Wei is the English spelling of several Chinese surnames.
Wei, commonly spelled Wey to distinguish from the larger Wei (魏) state, was an ancient Chinese state that was founded in the early Western Zhou dynasty and rose to prominence during the Spring and Autumn period. Its rulers were of the surname Ji (姬), the same as that of the rulers of Zhou. It was located in modern northeastern Henan Province, east of Jin, and west of Cao.
The Canon of Laws or Classic of Law is a lost legal code that has been attributed to Li Kui, a Legalist scholar and minister who lived in the State of Wei during the Warring States period of ancient China. This code has traditionally been dated to the early fourth century BCE, but scholars now widely consider it to be a forgery from the fifth or sixth century CE.
The Qin Empire is a 2009 Chinese television series based on Sun Haohui's novel of the same Chinese title, which romanticises the rise of the Qin state in the Warring States period under the leadership of Duke Xiao of Qin. It was produced in 2006 and first aired on television channels in China in December 2009. It was followed by three sequels: The Qin Empire II: Alliance (2012), The Qin Empire III (2017) and The Qin Empire IV (2019), which were also based on Sun Haohui's novels.
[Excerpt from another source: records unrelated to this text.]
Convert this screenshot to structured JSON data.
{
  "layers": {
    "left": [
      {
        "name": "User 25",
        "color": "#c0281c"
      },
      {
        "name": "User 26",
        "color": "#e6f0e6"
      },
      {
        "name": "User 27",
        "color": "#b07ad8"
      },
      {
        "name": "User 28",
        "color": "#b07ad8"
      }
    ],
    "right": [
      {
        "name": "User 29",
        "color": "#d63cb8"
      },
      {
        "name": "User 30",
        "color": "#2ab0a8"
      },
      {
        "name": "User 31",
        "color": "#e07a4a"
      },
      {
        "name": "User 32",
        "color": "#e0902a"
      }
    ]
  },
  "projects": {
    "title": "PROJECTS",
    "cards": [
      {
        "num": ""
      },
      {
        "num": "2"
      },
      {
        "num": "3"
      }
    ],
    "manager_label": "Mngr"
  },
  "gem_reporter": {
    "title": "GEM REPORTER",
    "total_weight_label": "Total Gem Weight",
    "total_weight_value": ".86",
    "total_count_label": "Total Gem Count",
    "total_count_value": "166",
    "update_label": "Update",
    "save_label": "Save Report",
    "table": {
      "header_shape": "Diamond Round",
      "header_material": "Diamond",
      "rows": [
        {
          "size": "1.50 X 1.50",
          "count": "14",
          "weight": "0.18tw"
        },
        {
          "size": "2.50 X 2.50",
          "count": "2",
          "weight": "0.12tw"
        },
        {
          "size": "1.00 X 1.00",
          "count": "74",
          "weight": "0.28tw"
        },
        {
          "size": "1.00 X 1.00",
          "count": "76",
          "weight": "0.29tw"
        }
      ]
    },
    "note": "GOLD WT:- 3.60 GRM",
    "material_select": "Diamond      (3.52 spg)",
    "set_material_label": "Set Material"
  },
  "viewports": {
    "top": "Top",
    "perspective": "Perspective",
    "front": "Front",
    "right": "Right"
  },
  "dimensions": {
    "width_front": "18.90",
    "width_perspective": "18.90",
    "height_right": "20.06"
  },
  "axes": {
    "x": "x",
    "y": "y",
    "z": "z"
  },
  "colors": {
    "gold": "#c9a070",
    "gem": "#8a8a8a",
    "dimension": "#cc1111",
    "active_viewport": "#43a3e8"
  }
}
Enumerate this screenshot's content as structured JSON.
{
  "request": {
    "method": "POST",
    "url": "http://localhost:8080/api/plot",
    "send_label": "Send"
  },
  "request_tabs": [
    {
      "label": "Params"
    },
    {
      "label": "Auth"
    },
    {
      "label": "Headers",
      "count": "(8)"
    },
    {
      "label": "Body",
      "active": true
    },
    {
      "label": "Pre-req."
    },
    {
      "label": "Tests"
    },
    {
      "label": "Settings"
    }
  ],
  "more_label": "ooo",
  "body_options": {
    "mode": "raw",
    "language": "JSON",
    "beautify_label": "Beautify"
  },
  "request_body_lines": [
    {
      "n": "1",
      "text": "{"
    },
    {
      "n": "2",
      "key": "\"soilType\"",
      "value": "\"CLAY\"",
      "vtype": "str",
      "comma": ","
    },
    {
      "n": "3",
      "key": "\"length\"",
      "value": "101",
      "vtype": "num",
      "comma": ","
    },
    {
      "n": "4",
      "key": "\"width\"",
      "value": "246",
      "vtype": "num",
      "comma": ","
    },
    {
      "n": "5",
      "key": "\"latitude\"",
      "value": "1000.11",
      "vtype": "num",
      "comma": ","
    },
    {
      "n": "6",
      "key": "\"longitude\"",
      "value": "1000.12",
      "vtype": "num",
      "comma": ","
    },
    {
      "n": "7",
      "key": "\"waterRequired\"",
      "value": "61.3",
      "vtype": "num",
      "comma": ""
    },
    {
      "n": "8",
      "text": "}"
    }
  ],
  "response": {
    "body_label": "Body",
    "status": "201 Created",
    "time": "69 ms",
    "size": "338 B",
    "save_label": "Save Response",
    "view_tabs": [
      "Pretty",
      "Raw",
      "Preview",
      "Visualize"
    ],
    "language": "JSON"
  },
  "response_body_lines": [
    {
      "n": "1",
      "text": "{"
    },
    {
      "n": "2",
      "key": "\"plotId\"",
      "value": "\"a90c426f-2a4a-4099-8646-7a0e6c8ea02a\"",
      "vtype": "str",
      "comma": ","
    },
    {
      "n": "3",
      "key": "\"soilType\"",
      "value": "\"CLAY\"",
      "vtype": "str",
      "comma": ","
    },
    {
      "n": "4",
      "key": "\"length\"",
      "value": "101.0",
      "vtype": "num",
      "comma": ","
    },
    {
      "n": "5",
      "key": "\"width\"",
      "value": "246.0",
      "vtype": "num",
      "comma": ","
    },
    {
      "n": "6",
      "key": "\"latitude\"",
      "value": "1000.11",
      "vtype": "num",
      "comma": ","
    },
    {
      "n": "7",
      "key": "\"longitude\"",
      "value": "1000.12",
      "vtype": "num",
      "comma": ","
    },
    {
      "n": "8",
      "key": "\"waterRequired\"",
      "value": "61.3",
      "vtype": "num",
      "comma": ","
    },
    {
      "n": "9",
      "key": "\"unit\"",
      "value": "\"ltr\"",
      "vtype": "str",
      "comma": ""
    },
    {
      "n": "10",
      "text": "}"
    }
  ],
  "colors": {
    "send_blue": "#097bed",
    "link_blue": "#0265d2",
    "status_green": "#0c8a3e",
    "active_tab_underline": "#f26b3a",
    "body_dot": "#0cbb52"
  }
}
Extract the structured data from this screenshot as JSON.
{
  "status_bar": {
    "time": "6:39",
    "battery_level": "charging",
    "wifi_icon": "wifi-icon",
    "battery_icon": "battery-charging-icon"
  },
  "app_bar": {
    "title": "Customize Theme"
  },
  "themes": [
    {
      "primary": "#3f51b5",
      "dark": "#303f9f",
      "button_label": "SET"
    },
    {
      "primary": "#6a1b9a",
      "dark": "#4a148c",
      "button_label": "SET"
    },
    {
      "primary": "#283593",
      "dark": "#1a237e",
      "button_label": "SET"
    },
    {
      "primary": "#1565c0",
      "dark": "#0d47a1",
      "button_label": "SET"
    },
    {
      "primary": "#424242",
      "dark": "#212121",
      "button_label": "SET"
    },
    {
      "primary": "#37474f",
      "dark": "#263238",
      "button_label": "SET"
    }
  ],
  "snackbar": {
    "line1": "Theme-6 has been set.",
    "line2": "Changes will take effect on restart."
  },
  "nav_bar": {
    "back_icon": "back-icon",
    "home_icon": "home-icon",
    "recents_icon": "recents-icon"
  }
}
The nine familial exterminations or nine kinship exterminations was the most serious punishment for a capital offense in Ancient China. A collective punishment typically associated with offenses such as treason, the punishment involved the execution of all relatives of an individual, which were categorized into nine groups. Nine exterminations were often done by slow slicing. The occurrence of this punishment was somewhat rare, with relatively few sentences recorded throughout history. There were also variants of the punishment found in ancient Korea and Vietnam.
The Qin Empire II: Alliance is a 2012 Chinese television series adapted from Sun Haohui's novel of the same Chinese title, which romanticises the events in China during the Warring States period primarily from the perspective of the Qin state during the reigns of King Huiwen and King Wu.
The Qin Empire III is a 2017 Chinese television series based on Sun Haohui's novel of the same Chinese title, which romanticises the events in China during the Warring States period primarily from the perspective of the Qin state under King Zhaoxiang. It was first aired on CCTV-1 in mainland China in 2017. It was preceded by The Qin Empire (2009) and The Qin Empire II: Alliance (2012) and followed by The Qin Empire IV (2019), which were also based on Sun Haohui's novels.